- Ouma, Y.O., R. Cheruyot, and A.N. Wachera. 2021. “Rainfall and runoff time-series trend analysis using LSTM recurrent neural network and wavelet neural network with satellite-based meteorological data: Case study of Nzoia hydrologic basin.” Complex and Intelligent Systems 8: 213-236.
- Prasad, R., R. Deo, Y. Li, and T.N. Maraseni. 2017. “Input selection and performance optimization of ANN-based streamflow forecasts in a drought-prone Murray Darling Basin using IIS and MODWT algorithm.” Atmospheric Research 197: 42-63.

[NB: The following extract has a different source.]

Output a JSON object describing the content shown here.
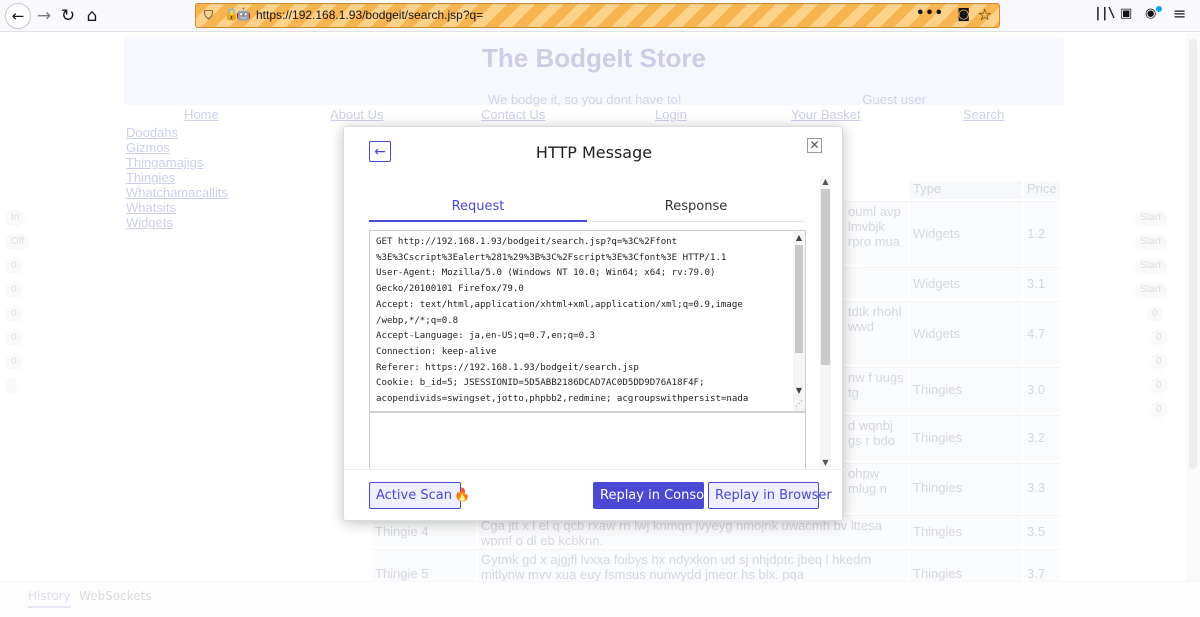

- Rezaeianzadeh, M., L. Kalin, and C.J. Anderson. 2015. “Wetland water-level prediction using ANN in conjunction with base-flow recession analysis.” Journal of Hydrologic Engineering D4015003: 1-12.
- Sharghi, E., V. Nourani, H. Najafi, and A. Molajou. 2018. “Emotional ANN (EANN) and wavelet-ANN (WANN) approaches for Markovian and seasonal based modeling of rainfall-runoff process.” Water Resources Management 32 (10): 3441–3456.
- Sharghi, E., V. Nourani, A. Molajou, and H. Najafi. 2019. “Conjunction of emotional ANN (EANN) and wavelet transform for rainfall-runoff modeling.” Journal of Hydroinformatics 21 (1): 136–152.
- Shoaib, M., A.Y. Shamseldin, S. Khan, M. Muneer Khan, Z.W. Mahmood Khan, and B. Melville. 2018. “A wavelet-based approach for combining the outputs of different rainfall–runoff models.” Stochastic Environmental Research and Risk Assessment 32: 155-168.
- Solomatine, D.P., and K.N. Dulal. 2003. “Model trees as an alternative to neural networks in rainfall-runoff modeling.” Hydrological Sciences Journal 48 (3): 399–411.
- Solomatine, D.P., and Y. Xue. 2004. “M5 model trees and neural networks: Application to flood forecasting in the upper reach of the Huai River in China.” Journal of Hydrologic Engineering 9 (6): 491–501.
- Tiwari, D.K., H.L. Tiwari, and R. Nateriya. 2022. “Runoff modeling in Kolar river basin using hybrid approach of wavelet with artificial neural network.” Journal of Water and Climate Change 13 (2): 963–974.
- Wei, S., H. Yang, J. Song, K. Abbaspour, and Z. Xu. 2013. “A wavelet-neural network hybrid modelling approach for estimating and predicting river monthly flows.” Hydrological Sciences Journal 58 (2): 374-389.
- Zamrane, Z., G. Mahé, and N.E. Laftouhi. 2021. “Wavelet analysis of rainfall and runoff multidecadal time series on large river basins in Western North Africa.” Water 13: 3243.
- Zhang, Z., Q. Zhang, V.P. Singh, and P. Shi. 2018. “River flow modelling: comparison of performance and evaluation of uncertainty using data-driven models and conceptual hydrological models.” Stochastic Environmental Research and Risk Assessment 32 (9): 2667-2682.